Dr. Richard “Rick” Brian Hall, Chair of Interdepartmental Genetics, August 2000 to July 2002

Text and above Photo from NREM
Rick graduated from Iowa State University with a B.S. in Forestry Management in 1969, during which he attended his first of many Forestry Camps. After receiving his Ph.D. in Plant Breeding/Plant Genetics (Forestry) from the University of Wisconsin Madison in 1974, he joined the faculty of Iowa State’s Forestry department (now Natural Resource Ecology and Management). He was enthusiastic about his research as well as about teaching and leading many undergraduate students at the several Forestry Camps he lead throughout his 42 years at Iowa State.

Throughout his work, Rick traveled extensively. He visited over 20 countries including spending a 6-month sabbatical in Italy in 1998. He was always kind enough to send the department a post card from his travels highlighting the trees he saw and the new friends he made.
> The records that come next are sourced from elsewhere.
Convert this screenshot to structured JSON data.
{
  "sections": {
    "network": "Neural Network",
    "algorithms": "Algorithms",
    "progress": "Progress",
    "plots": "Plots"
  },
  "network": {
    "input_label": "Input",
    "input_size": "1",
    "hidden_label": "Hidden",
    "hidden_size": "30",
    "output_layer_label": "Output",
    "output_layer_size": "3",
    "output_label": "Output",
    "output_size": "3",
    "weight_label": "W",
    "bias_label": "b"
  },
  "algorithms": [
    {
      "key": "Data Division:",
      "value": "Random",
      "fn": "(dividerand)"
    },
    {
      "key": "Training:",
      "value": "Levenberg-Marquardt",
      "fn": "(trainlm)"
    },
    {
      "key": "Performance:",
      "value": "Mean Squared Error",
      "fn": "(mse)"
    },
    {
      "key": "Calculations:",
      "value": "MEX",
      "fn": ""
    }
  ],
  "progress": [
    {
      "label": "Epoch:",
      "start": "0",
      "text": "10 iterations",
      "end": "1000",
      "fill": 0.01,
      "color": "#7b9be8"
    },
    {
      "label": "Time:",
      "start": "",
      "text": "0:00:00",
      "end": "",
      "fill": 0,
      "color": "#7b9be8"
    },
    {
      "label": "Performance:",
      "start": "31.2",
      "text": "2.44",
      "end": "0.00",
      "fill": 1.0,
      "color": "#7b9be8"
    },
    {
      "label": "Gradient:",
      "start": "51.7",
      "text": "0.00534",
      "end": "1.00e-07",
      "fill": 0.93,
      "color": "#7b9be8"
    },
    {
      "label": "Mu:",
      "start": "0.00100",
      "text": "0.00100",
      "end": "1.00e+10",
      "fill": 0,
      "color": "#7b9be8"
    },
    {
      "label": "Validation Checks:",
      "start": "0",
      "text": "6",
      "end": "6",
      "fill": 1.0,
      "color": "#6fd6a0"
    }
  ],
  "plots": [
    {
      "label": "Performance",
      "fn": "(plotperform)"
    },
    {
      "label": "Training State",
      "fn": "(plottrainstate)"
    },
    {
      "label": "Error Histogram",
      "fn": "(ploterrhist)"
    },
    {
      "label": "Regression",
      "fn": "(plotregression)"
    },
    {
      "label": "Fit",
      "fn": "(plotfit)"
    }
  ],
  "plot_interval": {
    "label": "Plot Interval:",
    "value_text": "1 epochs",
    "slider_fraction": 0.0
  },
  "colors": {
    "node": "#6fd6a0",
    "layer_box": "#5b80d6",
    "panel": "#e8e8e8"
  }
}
Rick was passionate about the outdoors, enjoying camping, canoeing (so much so he proudly displayed his “ICANU” license plates with his canoe usually still attached to the roof) and spending time with his daughters and grandchildren. He was also a proud member of the Friends of Ada Hayden Heritage Park, as well as a supporter of the Nature Conservancy’s Plant a Billion Trees program.

The Natural Resource Ecology and Management department has been significantly impacted by Rick’s departmental leadership and his many contributions to his research and teaching programs. His internationally known poplar research program earned him Society of American Foresters Fellow in 2014 in recognition of his contributions to genetic improvements in poplars for the bioenergy industry.

He is survived by his wife, Bev; his daughters, Janelle Lynn (George) Hall-Skank of Streamwood, Ill. and Christine Renee (Leah) Hall of Des Moines; three grandchildren, Emmalie Grace Hall-Skank, Nicholas Evan Hall-Skank, and Benjamin Kyler Hall-Skank, all of Streamwood; two sisters, Norma Jean Shapiro of Livingston, Mont. and Lois Marie Guthrie of Olympia, Wash.; one brother, Robert Eugene Hall of St. Petersburg, Fla.; and also several nieces and nephews.